(Entries from a dataset of interfaces)
Segment Open

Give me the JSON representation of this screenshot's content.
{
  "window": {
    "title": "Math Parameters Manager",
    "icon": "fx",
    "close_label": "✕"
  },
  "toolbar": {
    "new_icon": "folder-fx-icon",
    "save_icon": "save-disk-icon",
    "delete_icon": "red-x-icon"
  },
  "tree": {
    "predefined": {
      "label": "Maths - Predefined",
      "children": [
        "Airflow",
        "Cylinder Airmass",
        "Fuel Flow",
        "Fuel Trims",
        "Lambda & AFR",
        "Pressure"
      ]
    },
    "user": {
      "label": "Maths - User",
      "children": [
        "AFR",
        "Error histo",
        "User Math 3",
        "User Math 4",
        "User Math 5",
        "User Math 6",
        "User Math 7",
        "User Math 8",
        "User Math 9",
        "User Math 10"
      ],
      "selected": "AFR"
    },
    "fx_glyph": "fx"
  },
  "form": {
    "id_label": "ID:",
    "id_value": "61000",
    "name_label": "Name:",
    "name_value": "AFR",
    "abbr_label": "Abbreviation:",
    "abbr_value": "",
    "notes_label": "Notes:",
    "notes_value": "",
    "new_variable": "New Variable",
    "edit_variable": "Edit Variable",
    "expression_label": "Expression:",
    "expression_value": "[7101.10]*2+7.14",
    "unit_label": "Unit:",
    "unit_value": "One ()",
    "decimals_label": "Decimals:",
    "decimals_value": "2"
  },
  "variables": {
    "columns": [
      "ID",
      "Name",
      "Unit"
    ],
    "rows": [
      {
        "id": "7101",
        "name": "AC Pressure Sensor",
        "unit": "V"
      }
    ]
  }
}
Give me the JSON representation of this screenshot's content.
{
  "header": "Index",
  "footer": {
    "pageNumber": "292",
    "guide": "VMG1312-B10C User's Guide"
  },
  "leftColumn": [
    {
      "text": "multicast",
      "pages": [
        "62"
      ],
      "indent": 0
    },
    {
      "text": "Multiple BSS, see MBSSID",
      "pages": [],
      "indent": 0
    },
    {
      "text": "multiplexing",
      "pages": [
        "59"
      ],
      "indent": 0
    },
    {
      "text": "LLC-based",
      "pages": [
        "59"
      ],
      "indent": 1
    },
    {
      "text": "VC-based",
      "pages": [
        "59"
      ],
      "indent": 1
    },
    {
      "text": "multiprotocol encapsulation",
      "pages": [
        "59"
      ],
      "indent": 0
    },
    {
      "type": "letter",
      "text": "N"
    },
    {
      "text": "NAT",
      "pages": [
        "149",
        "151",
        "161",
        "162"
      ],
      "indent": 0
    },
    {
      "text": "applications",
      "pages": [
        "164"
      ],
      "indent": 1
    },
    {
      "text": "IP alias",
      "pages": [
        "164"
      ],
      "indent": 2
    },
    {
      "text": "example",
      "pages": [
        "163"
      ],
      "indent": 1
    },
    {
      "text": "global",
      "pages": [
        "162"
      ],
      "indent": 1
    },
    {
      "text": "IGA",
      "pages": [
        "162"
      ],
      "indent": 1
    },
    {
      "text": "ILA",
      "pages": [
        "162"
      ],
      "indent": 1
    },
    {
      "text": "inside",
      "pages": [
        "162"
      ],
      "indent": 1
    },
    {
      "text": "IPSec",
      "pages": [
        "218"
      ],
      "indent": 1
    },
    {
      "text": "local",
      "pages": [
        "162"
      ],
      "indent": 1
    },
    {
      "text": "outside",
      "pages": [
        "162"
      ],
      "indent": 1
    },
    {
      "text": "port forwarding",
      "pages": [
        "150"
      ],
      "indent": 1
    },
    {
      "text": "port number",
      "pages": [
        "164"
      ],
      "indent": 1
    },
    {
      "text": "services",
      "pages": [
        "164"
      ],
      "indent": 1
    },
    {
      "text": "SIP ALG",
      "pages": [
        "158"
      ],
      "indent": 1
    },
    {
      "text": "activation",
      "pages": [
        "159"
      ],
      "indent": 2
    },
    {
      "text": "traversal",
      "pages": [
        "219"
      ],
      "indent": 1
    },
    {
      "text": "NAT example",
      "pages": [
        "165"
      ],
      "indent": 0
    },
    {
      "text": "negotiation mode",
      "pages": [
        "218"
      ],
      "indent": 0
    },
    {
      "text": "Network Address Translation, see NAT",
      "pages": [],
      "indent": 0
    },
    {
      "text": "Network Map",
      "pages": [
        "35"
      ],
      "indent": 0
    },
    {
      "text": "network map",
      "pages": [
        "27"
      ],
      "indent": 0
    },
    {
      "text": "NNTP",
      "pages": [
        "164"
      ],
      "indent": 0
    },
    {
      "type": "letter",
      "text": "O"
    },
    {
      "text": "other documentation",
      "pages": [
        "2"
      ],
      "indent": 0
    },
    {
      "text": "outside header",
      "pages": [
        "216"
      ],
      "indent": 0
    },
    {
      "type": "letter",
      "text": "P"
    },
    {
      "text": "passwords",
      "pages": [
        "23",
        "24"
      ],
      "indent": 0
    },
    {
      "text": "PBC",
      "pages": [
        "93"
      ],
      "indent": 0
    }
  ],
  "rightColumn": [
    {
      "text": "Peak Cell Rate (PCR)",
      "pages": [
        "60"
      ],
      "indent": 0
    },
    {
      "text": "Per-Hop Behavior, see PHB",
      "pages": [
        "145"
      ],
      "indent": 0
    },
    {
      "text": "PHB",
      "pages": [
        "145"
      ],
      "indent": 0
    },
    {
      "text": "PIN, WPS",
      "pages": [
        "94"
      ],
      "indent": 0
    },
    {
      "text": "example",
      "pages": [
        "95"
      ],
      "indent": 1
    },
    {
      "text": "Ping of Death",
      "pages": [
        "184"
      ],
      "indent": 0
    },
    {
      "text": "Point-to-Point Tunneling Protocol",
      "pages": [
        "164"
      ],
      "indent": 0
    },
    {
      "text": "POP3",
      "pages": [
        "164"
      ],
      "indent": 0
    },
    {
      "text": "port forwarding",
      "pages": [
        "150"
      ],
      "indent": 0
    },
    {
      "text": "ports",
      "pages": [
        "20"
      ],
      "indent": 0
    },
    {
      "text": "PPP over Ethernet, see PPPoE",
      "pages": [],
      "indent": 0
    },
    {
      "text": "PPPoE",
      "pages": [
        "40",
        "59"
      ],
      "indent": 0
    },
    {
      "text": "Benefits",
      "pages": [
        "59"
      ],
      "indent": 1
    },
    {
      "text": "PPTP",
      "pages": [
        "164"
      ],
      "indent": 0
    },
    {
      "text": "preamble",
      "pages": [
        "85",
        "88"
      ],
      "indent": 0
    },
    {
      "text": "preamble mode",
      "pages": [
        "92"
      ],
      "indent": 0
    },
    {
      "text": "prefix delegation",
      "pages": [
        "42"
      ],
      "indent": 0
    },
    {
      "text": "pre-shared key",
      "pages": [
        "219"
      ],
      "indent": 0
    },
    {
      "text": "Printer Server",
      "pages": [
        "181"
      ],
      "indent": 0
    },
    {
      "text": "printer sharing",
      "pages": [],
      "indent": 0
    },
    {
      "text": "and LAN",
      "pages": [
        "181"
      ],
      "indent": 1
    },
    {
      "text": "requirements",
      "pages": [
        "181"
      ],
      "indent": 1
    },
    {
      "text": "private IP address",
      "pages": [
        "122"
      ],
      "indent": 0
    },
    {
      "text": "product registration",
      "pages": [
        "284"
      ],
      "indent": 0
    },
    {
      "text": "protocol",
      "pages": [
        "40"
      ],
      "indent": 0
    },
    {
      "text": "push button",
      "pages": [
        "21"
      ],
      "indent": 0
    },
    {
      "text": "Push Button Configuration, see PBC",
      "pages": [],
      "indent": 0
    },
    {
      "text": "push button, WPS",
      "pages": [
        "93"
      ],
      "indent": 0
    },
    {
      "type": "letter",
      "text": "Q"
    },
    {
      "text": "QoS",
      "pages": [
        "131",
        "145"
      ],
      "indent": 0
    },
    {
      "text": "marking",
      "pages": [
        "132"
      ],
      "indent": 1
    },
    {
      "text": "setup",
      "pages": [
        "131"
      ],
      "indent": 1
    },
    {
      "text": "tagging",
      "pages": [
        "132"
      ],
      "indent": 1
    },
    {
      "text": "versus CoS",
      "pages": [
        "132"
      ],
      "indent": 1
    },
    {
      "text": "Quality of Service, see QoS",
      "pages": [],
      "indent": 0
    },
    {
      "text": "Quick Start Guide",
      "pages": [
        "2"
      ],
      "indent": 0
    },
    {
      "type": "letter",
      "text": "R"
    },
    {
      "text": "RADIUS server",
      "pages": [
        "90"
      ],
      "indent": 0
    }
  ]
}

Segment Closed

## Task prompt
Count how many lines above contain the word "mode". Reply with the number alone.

## Result for this task
2